It was because FCC stayed true to its original §303(g) mandate and had the confidence to prepare for the future — not spend all of its resources reacting to requests for instant gratification from powerful groups.

Status of IEEE-USA Petition at FCC


How Do You Count to 500?


On February 24, 2010 Chairman Genachowski announced in a speech at the New America Foundation:

“First, we are going to announce a gameplan to unleash more spectrum for mobile broadband. The National Broadband Plan will set a goal of freeing up 500 Megahertz of spectrum over the next decade. We will work closely with NTIA to do so.”

CTIA had previously stated

“we need at least another 800 MHz within six years to meet the increasing consumer demand whether it's for mobile Internet, mHealth, smart grids, or a number of other wireless uses that change the way we live and work."

So the 500 MHz no doubt was a compromise number that attempted to address reality.
As shown at left, the published National Broadband Plan (NBP) complied with Chmn. Genachowski’s statement the day before. NBP gave a table of allocation changes that “ illustrates a schedule of actions that would fulfill this latter goal.” (Actually Exhibit 5-E shows allocation actions that would reach the 2015 goal of 300 MHz.) Missing from the discussions of goals is exactly how to do the math to reach 500 MHz if anything other than nationwide, full duplex, 24/7 1000ms/sec paired spectrum was made available.

Traditionally the cellular industry has used full duplex symmetrically pair spectrum. Thus the cellular 800 MHz band is 824-849 MHz (mobile-to-base) paired with 869-894 MHz (base-to-mobile). The same type of symmetric pairing was used for PCS and 3G in high bands. This was clearly necessary when the predominant use of cellular was 2-way voice which has little tolerance of time latency/delay. But the rapid expansion of mobile communication volumes predicted by CTIA and the NBP are not 2 way voice, rather they are Internet and video related - categories that are asymmetric in information flows and more tolerant in time latency. Many of these flows are also highly intermittent as compared to voice, with high peak to average data rates. Is the traditional type of allocations the best way or the only way to handle this type of growth?

Your blogger has no objection to the reallocation of 500 MHz of spectrum for the traditional paired symmetric use, but it is becoming increasingly clear to all involved that finding 500 MHz of such spectrum will be in the extremely difficult to nearly impossible range. In addition, the major need for spectrum is in major metropolitan areas and the focus on nationwide availability of spectrum ignore options. From what I have heard, the cellular establishment wants FCC and NTIA to find it spectrum that has all the following characteristics:
  • Nationwide full time availability
  • Paired
  • In large contiguous blocks
  • Consistent with international allocations and international standards (note that this is not a legal requirement except near borders with Mexico and Canada absent a bilateral agreement)
If FCC and NTIA find spectrum for reallocation that does not meet all these criteria, can it count towards the 500 MHz goal? While no one in public office wants to say so, it is increasingly unlikely that 500 MHz of such spectrum can be found. Indeed finding the part of it now used for TV requires Congressional action on incentive auctions and who knows what can happen in our increasing dysfunctional legislative branch as the 2012 election gets closer?

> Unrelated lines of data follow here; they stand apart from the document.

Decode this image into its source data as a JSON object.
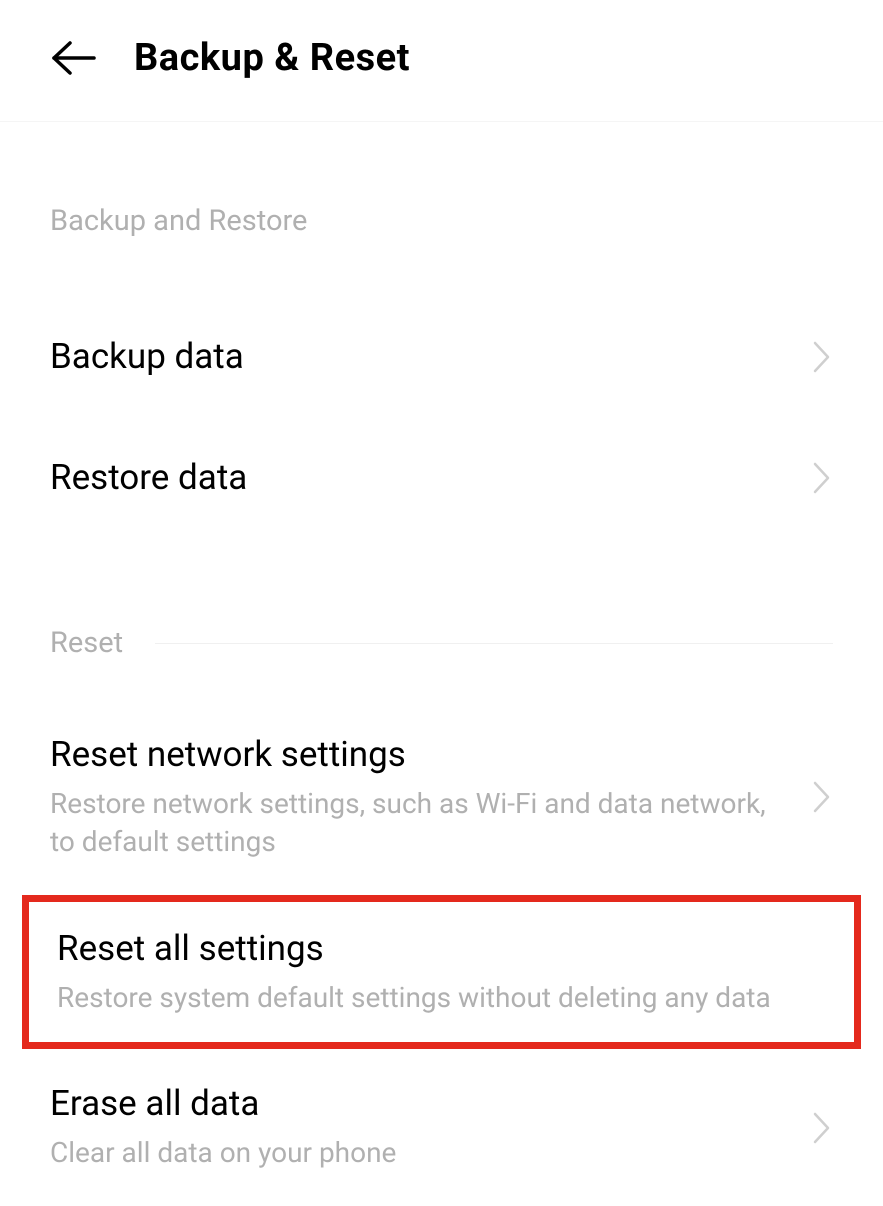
{
  "header": {
    "title": "Backup & Reset"
  },
  "sections": {
    "backup_restore": {
      "label": "Backup and Restore",
      "items": {
        "backup_data": {
          "title": "Backup data"
        },
        "restore_data": {
          "title": "Restore data"
        }
      }
    },
    "reset": {
      "label": "Reset",
      "items": {
        "reset_network": {
          "title": "Reset network settings",
          "subtitle": "Restore network settings, such as Wi-Fi and data network, to default settings"
        },
        "reset_all": {
          "title": "Reset all settings",
          "subtitle": "Restore system default settings without deleting any data"
        },
        "erase_all": {
          "title": "Erase all data",
          "subtitle": "Clear all data on your phone"
        }
      }
    }
  }
}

So isn’t it time to start thinking of Plan B? If 500 MHz of spectrum meeting the cellular establishment’s 4 conditions can not be found with politically acceptable impact on other federal and nonfederal uses, how would “noncomplying” spectrum count towards the 500 MHz goal? Maybe for tactical reasons the cellular establish doesn’t want to consider this possibility, but to many of us it is a quite real possibility as none of the “spectrum haves” are anxious to release their part of the 500 MHz or have any impact from its altered use, e.g. GPS/LightSquared problem.

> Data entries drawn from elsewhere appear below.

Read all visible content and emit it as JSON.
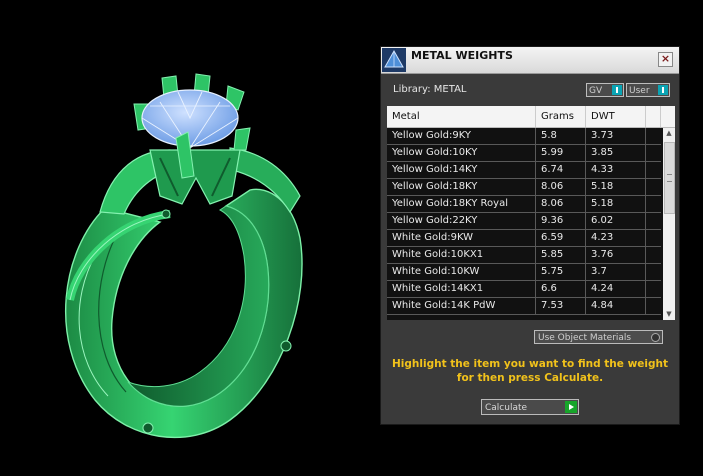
{
  "dialog": {
    "title": "METAL WEIGHTS",
    "close_glyph": "×",
    "library_label": "Library: METAL",
    "toggle_gv": "GV",
    "toggle_user": "User",
    "columns": [
      "Metal",
      "Grams",
      "DWT"
    ],
    "rows": [
      {
        "metal": "Yellow Gold:9KY",
        "grams": "5.8",
        "dwt": "3.73"
      },
      {
        "metal": "Yellow Gold:10KY",
        "grams": "5.99",
        "dwt": "3.85"
      },
      {
        "metal": "Yellow Gold:14KY",
        "grams": "6.74",
        "dwt": "4.33"
      },
      {
        "metal": "Yellow Gold:18KY",
        "grams": "8.06",
        "dwt": "5.18"
      },
      {
        "metal": "Yellow Gold:18KY Royal",
        "grams": "8.06",
        "dwt": "5.18"
      },
      {
        "metal": "Yellow Gold:22KY",
        "grams": "9.36",
        "dwt": "6.02"
      },
      {
        "metal": "White Gold:9KW",
        "grams": "6.59",
        "dwt": "4.23"
      },
      {
        "metal": "White Gold:10KX1",
        "grams": "5.85",
        "dwt": "3.76"
      },
      {
        "metal": "White Gold:10KW",
        "grams": "5.75",
        "dwt": "3.7"
      },
      {
        "metal": "White Gold:14KX1",
        "grams": "6.6",
        "dwt": "4.24"
      },
      {
        "metal": "White Gold:14K PdW",
        "grams": "7.53",
        "dwt": "4.84"
      }
    ],
    "use_object_materials": "Use Object Materials",
    "hint": "Highlight the item you want to find the weight for then press Calculate.",
    "calculate_label": "Calculate",
    "icons": {
      "title": "pyramid-icon",
      "close": "close-icon",
      "calculate": "play-arrow-icon"
    },
    "colors": {
      "accent": "#0aa4b4",
      "hint_text": "#f1c21b",
      "calc_button": "#17a52a",
      "ring_green": "#2fcf6b",
      "gem_blue": "#8fb8f0"
    }
  }
}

CBO knows how to “score” budget proposals, should FCC and NTIA start thinking about how to “score” spectrum reallocations with respect to the 500 MHz goal?

[I help my international neighbors by reading in English to their 4 year old. While I was writing this post, one of the books he selected was this one.I recommend it!]